You have to be in a very deep, very specific type of predicament if you choose your dead father’s memorial service as an opportunity for career rehabilitation. But that’s Prince Andrew for you.
Eleven days ago, Andrew accompanied the Queen to Westminster Abbey, where the royal family had amassed to celebrate the life of Prince Philip. It was a moment that managed to play out in two completely different ways at exactly the same time. In one scenario, the world saw an imperfect man support his grieving, infirm nonagenarian mother in her greatest hour of need, and immediately forgave him for all his sins.

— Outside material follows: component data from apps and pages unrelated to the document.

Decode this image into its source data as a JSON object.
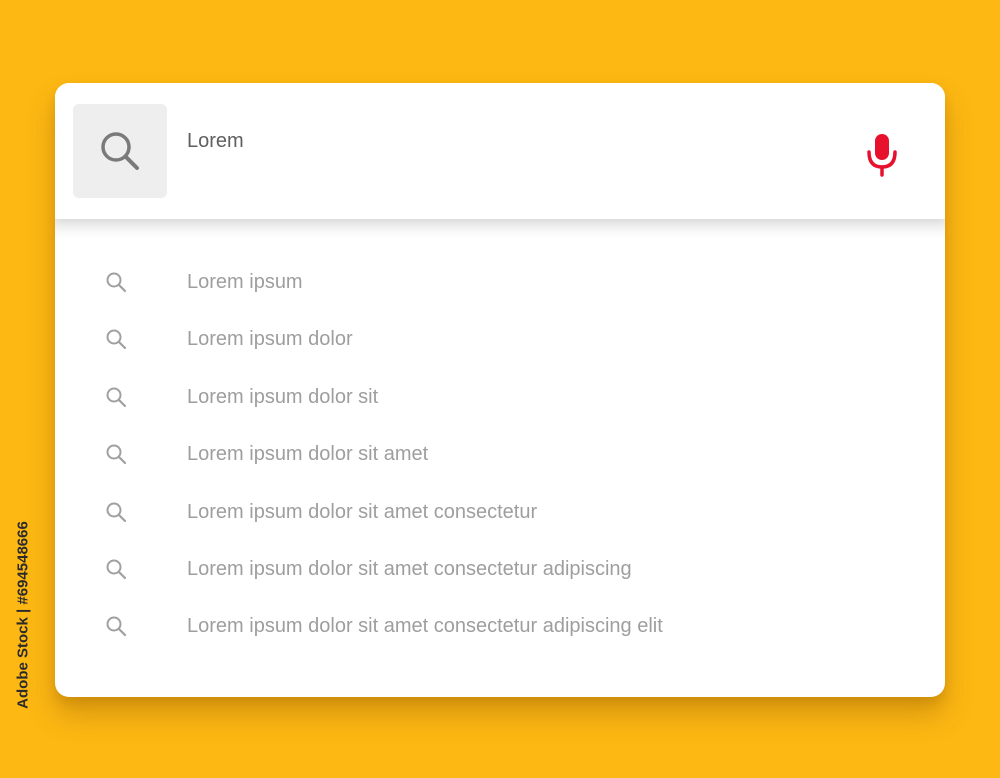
{
  "colors": {
    "background": "#FDB813",
    "card": "#FFFFFF",
    "mic_accent": "#E8112D",
    "suggestion_text": "#9E9E9E",
    "query_text": "#5F5F5F"
  },
  "search": {
    "icon": "search-icon",
    "value": "Lorem",
    "voice_icon": "microphone-icon"
  },
  "suggestions": [
    {
      "icon": "search-icon",
      "label": "Lorem ipsum"
    },
    {
      "icon": "search-icon",
      "label": "Lorem ipsum dolor"
    },
    {
      "icon": "search-icon",
      "label": "Lorem ipsum dolor sit"
    },
    {
      "icon": "search-icon",
      "label": "Lorem ipsum dolor sit amet"
    },
    {
      "icon": "search-icon",
      "label": "Lorem ipsum dolor sit amet consectetur"
    },
    {
      "icon": "search-icon",
      "label": "Lorem ipsum dolor sit amet consectetur adipiscing"
    },
    {
      "icon": "search-icon",
      "label": "Lorem ipsum dolor sit amet consectetur adipiscing elit"
    }
  ],
  "watermark": {
    "credit": "Adobe Stock | #694548666"
  }
}
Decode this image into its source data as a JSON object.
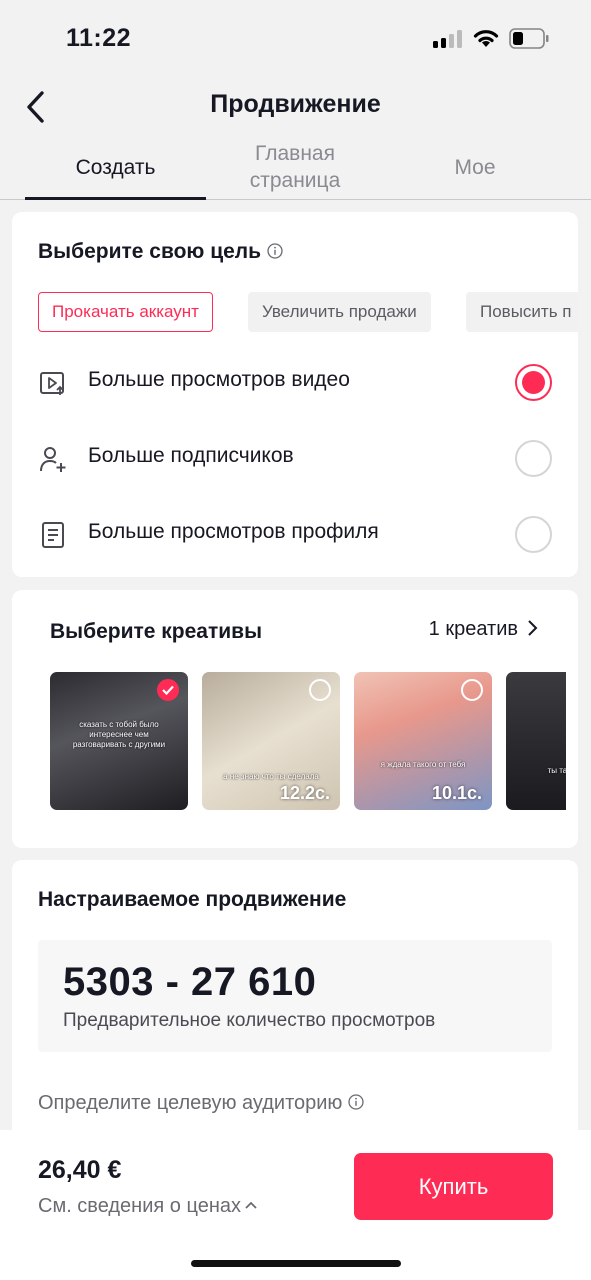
{
  "status_bar": {
    "time": "11:22"
  },
  "header": {
    "title": "Продвижение",
    "tabs": [
      {
        "label": "Создать"
      },
      {
        "label": "Главная страница"
      },
      {
        "label": "Мое"
      }
    ]
  },
  "goal": {
    "title": "Выберите свою цель",
    "chips": [
      {
        "label": "Прокачать аккаунт"
      },
      {
        "label": "Увеличить продажи"
      },
      {
        "label": "Повысить п"
      }
    ],
    "options": [
      {
        "label": "Больше просмотров видео",
        "icon": "video-views-icon",
        "selected": true
      },
      {
        "label": "Больше подписчиков",
        "icon": "add-follower-icon",
        "selected": false
      },
      {
        "label": "Больше просмотров профиля",
        "icon": "profile-page-icon",
        "selected": false
      }
    ]
  },
  "creatives": {
    "title": "Выберите креативы",
    "count_label": "1 креатив",
    "thumbs": [
      {
        "selected": true,
        "duration": "",
        "caption": "сказать с тобой было интереснее чем разговаривать с другими"
      },
      {
        "selected": false,
        "duration": "12.2с.",
        "caption": "а не знаю что ты сделала"
      },
      {
        "selected": false,
        "duration": "10.1с.",
        "caption": "я ждала такого от тебя"
      },
      {
        "selected": false,
        "duration": "",
        "caption": "ты так красива"
      }
    ]
  },
  "custom": {
    "title": "Настраиваемое продвижение",
    "estimate_range": "5303 - 27 610",
    "estimate_label": "Предварительное количество просмотров",
    "audience_label": "Определите целевую аудиторию"
  },
  "footer": {
    "price": "26,40 €",
    "price_details": "См. сведения о ценах",
    "buy_label": "Купить"
  },
  "colors": {
    "accent": "#fe2c55",
    "text": "#161823",
    "muted": "#8a8b91"
  }
}
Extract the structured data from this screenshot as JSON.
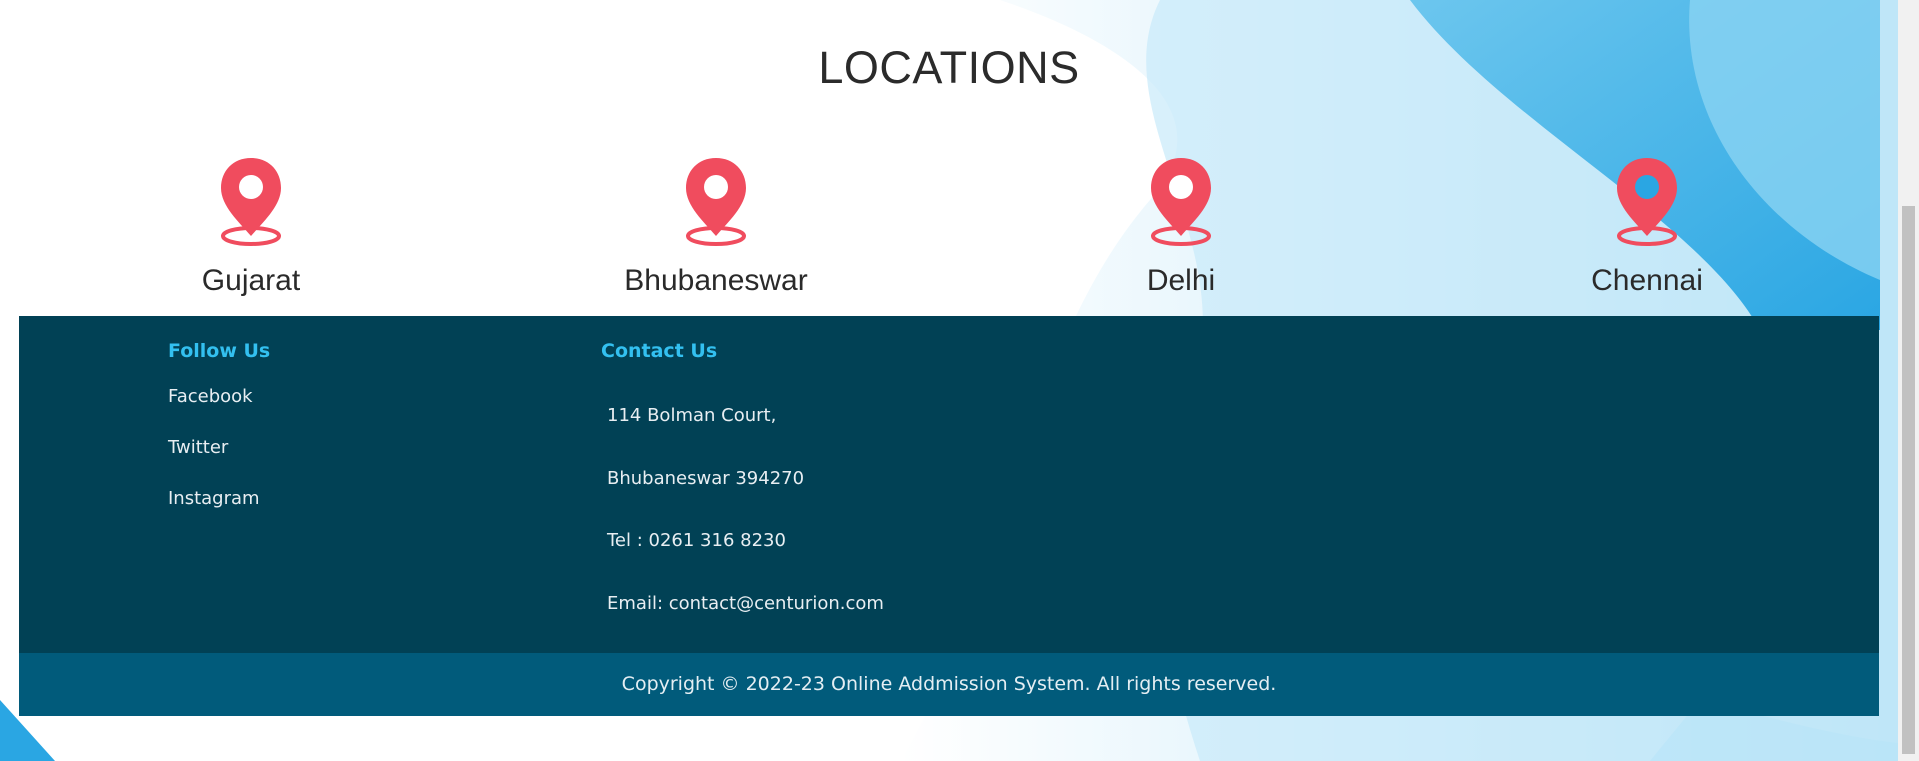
{
  "page": {
    "title": "LOCATIONS"
  },
  "locations": [
    {
      "name": "Gujarat",
      "icon": "map-pin-icon"
    },
    {
      "name": "Bhubaneswar",
      "icon": "map-pin-icon"
    },
    {
      "name": "Delhi",
      "icon": "map-pin-icon"
    },
    {
      "name": "Chennai",
      "icon": "map-pin-icon"
    }
  ],
  "footer": {
    "follow_heading": "Follow Us",
    "follow_links": [
      "Facebook",
      "Twitter",
      "Instagram"
    ],
    "contact_heading": "Contact Us",
    "contact_lines": [
      "114 Bolman Court,",
      "Bhubaneswar 394270",
      "Tel : 0261 316 8230",
      "Email: contact@centurion.com"
    ],
    "copyright": "Copyright © 2022-23 Online Addmission System. All rights reserved."
  },
  "colors": {
    "pin": "#f04c5e",
    "footer_bg": "#014155",
    "copyright_bg": "#015b7b",
    "heading_accent": "#33c0f0",
    "background_accent": "#2aa6e3"
  }
}
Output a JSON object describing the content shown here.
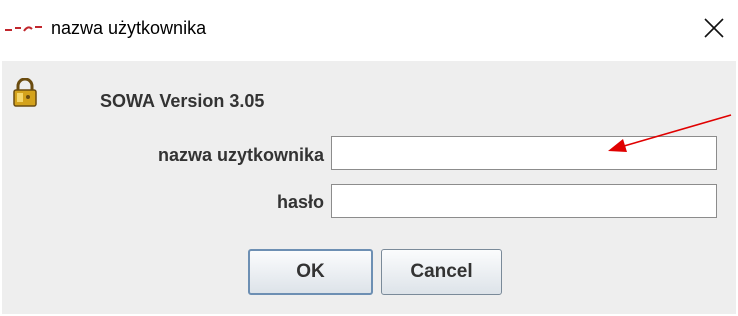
{
  "window": {
    "title": "nazwa użytkownika",
    "app_icon": "java-cup-icon",
    "close_icon": "close-icon",
    "close_symbol": "✕"
  },
  "dialog": {
    "lock_icon": "lock-icon",
    "version_label": "SOWA Version 3.05",
    "username_label": "nazwa uzytkownika",
    "username_value": "",
    "password_label": "hasło",
    "password_value": "",
    "ok_label": "OK",
    "cancel_label": "Cancel"
  },
  "annotation": {
    "arrow_color": "#e00000"
  },
  "colors": {
    "dialog_background": "#eeeeee",
    "label_text": "#333333",
    "field_border": "#8c8c8c"
  }
}
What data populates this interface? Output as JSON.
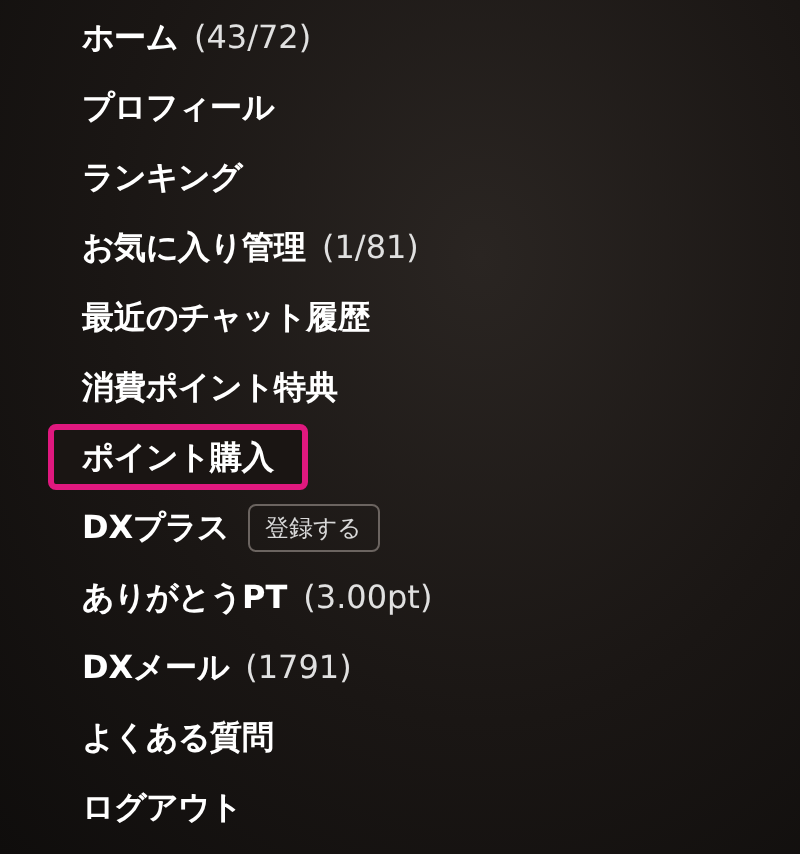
{
  "menu": {
    "items": [
      {
        "label": "ホーム",
        "count": "(43/72)",
        "selected": false
      },
      {
        "label": "プロフィール",
        "selected": false
      },
      {
        "label": "ランキング",
        "selected": false
      },
      {
        "label": "お気に入り管理",
        "count": "(1/81)",
        "selected": false
      },
      {
        "label": "最近のチャット履歴",
        "selected": false
      },
      {
        "label": "消費ポイント特典",
        "selected": false
      },
      {
        "label": "ポイント購入",
        "selected": true
      },
      {
        "label": "DXプラス",
        "button": "登録する",
        "selected": false
      },
      {
        "label": "ありがとうPT",
        "count": "(3.00pt)",
        "selected": false
      },
      {
        "label": "DXメール",
        "count": "(1791)",
        "selected": false
      },
      {
        "label": "よくある質問",
        "selected": false
      },
      {
        "label": "ログアウト",
        "selected": false
      }
    ]
  }
}
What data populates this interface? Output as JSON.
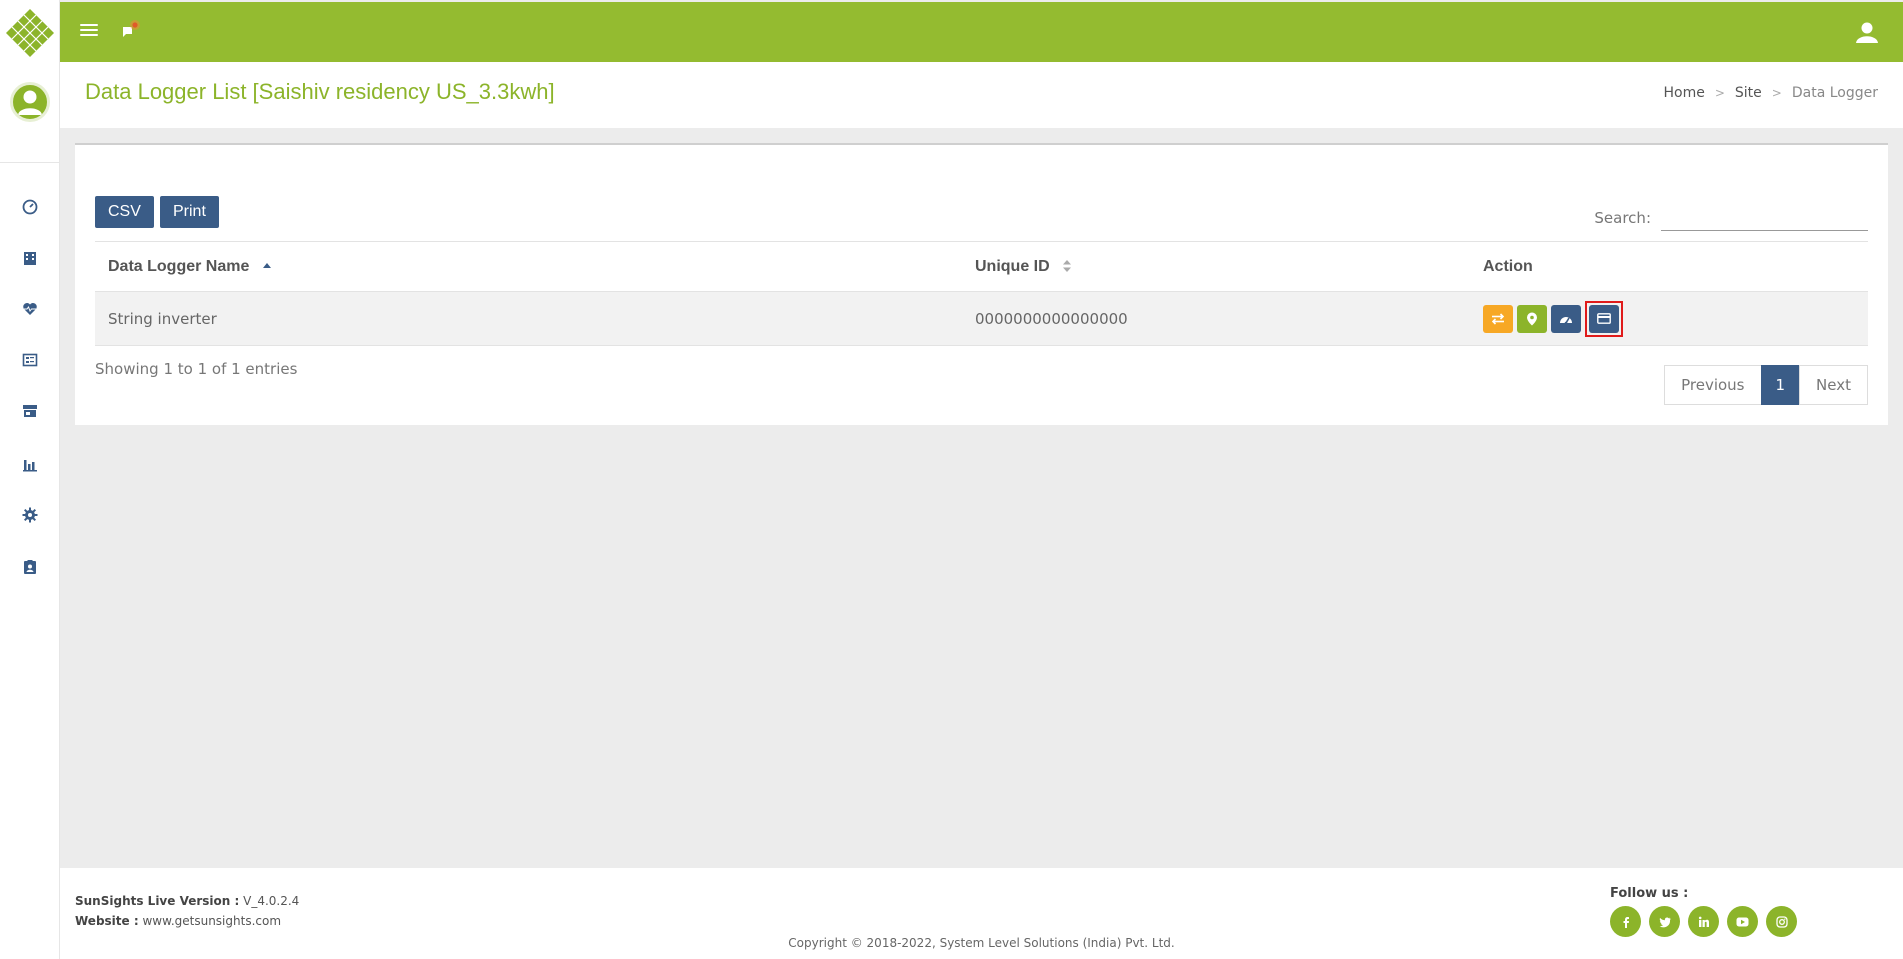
{
  "colors": {
    "brand_green": "#94bb30",
    "navy": "#3a5c87",
    "orange": "#f7a825",
    "highlight_red": "#e01b1b"
  },
  "header": {
    "title": "Data Logger List [Saishiv residency US_3.3kwh]",
    "breadcrumb": {
      "home": "Home",
      "site": "Site",
      "current": "Data Logger",
      "separator": ">"
    }
  },
  "topbar": {
    "icons": [
      "menu-icon",
      "notification-flag-icon",
      "user-icon"
    ]
  },
  "sidebar": {
    "icons": [
      "dashboard-icon",
      "building-icon",
      "heart-pulse-icon",
      "list-report-icon",
      "store-icon",
      "bar-chart-icon",
      "gear-icon",
      "clipboard-user-icon"
    ]
  },
  "table": {
    "buttons": {
      "csv": "CSV",
      "print": "Print"
    },
    "search_label": "Search:",
    "search_value": "",
    "columns": [
      "Data Logger Name",
      "Unique ID",
      "Action"
    ],
    "rows": [
      {
        "name": "String inverter",
        "unique_id": "0000000000000000"
      }
    ],
    "row_actions": [
      "transfer-icon",
      "map-pin-icon",
      "gauge-icon",
      "card-icon"
    ],
    "info": "Showing 1 to 1 of 1 entries",
    "pagination": {
      "previous": "Previous",
      "current_page": "1",
      "next": "Next"
    }
  },
  "footer": {
    "version_label": "SunSights Live Version :",
    "version_value": "V_4.0.2.4",
    "website_label": "Website :",
    "website_value": "www.getsunsights.com",
    "follow_label": "Follow us :",
    "social_icons": [
      "facebook-icon",
      "twitter-icon",
      "linkedin-icon",
      "youtube-icon",
      "instagram-icon"
    ],
    "copyright": "Copyright © 2018-2022, System Level Solutions (India) Pvt. Ltd."
  }
}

In the other scenario—the one that doesn’t exist exclusively within the confines of Andrew’s head—was a public-relations catastrophe that couldn’t help but trample over everything in its path.
Again, though, that’s Andrew for you. Time and time again, he has proved that he is in possession of the worst possible instincts about the world and his place in it. And this has been underscored by the new flurry of tiny scandals he has blundered into over the last few days.
Aside from the scorn over Andrew’s appearance at the memorial service, questions are now being raised about a number of payments that he received in late 2019. On November 6, just 10 days before the Newsnight interview that effectively cratered his life as a royal, Andrew held a Pitch@Palace event (think Shark Tank, but with worse teeth and weaker chins) at St. James’s Palace.
The winner of the event’s people’s-choice award was a Turkish banker named Selman Turk, who had just launched a new digital-banking platform.
Days later, Andrew received a payment of nearly $1 million from Turkish millionairess Nebahat Isbilen into his personal bank account. Isbilen claims that she was told by her financial adviser to send the money, to help speed along her application for a U.K. passport. That adviser’s name? Selman Turk.
He is in possession of the worst possible instincts about the world and his place in it.
Isbilen is currently suing Turk for allegedly defrauding her out of almost $50 million, while Turk denies any wrongdoing. As for the money deposited into Andrew’s account? Turk claims that it was simply a series of gifts: some to Andrew, some to Princess Eugenie, a donation to pay for Sarah Ferguson’s 60th-birthday party, and an almost million-dollar wedding present for Princess Beatrice. Andrew reportedly paid back the money after Isbilen’s lawyers contacted him. But the same cannot be said for Ferguson—she has no plans to return her gift, since she maintains it was a fee for her work as a “brand ambassador.”
Then, just to make the whole shebang even grubbier, it has since emerged that Turk currently lives in a multi-million-dollar Mayfair apartment owned by the Queen. And Andrew was introduced to Turk by Tarek Kaituni, a man who was once convicted of trying to smuggle a submachine gun from the Netherlands to France. Unsurprisingly, Andrew is now facing calls to explain his side of the story, which is the last thing he needs on top of everything else.
Still, at times like this, when the whole world seems to be against you, you can always fall back into the warm embrace of social media. Well, Andrew can’t, because he was forced to shut his profiles down in January, after being outed as a liability so enormous that he threatened the future of the monarchy itself. But Ferguson still has an Instagram account, which Andrew hijacked this week to post a long, rambling 700-word essay about the Falklands War, which he flew a helicopter in. This, coincidentally, was the last time in human history that people actually thought anything of him.
Such is Andrew’s affinity for catastrophe that he appears to have initiated one of the most excruciating royal missteps in the last 50 years. A new Netflix documentary has alleged that Prince Charles once sought public relations advice from Jimmy Savile, a British television presenter who was posthumously discovered to have sexually abused hundreds of women and children—some as young as two.
What led Prince Charles to seek out such a monster? Why, the time that Andrew visited Lockerbie, the small Scottish town that was devastated when terrorists detonated a bomb in a plane above it, and sniffed, “I suppose statistically something like this has got to happen at some stage.”
Nevertheless, he couldn’t even do that correctly. In the post, Andrew referred to himself as “HRH The Duke of York,” even though he was stripped of the right to use that title during the Virginia Giuffre lawsuit. His sign-off was quickly changed, and then the post disappeared entirely without explanation. It’s little wonder that Prince Charles and Prince William are keen to push him all the way out of royal life.
You might think that having to delete something you wrote on your ex-wife’s Instagram account for using a title that your mother stripped you of, weeks after she had to bail you out of a court case in which you were accused of sexually assaulting a minor, is the height of humiliation. But, once again, that’s Andrew for you. His next scandal is almost certainly on the horizon.
Stuart Heritage is a Kent, U.K.–based Writer at Large for AIR MAIL and the author of Bedtime Stories for Worried Liberals